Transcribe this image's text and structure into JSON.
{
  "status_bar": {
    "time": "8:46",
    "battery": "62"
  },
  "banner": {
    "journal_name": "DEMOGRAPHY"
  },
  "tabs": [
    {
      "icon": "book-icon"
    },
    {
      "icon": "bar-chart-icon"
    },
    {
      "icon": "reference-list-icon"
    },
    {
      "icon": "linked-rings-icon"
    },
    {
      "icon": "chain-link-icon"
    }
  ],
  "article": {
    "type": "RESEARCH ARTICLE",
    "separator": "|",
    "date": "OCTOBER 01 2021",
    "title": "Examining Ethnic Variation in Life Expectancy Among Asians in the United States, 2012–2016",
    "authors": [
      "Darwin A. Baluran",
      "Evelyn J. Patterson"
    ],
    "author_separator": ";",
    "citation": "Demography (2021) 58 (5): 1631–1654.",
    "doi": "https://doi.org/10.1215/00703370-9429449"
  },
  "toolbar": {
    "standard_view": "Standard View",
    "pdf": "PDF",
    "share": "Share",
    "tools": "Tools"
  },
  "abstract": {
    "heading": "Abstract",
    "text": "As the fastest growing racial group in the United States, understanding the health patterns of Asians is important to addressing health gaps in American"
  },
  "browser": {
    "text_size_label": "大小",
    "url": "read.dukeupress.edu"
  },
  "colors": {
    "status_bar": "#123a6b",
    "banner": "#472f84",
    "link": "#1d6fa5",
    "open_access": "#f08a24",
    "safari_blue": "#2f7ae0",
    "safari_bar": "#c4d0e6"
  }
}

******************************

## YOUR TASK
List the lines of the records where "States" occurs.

## WRITTEN SOLUTION
    "title": "Examining Ethnic Variation in Life Expectancy Among Asians in the United States, 2012–2016",
    "text": "As the fastest growing racial group in the United States, understanding the health patterns of Asians is important to addressing health gaps in American"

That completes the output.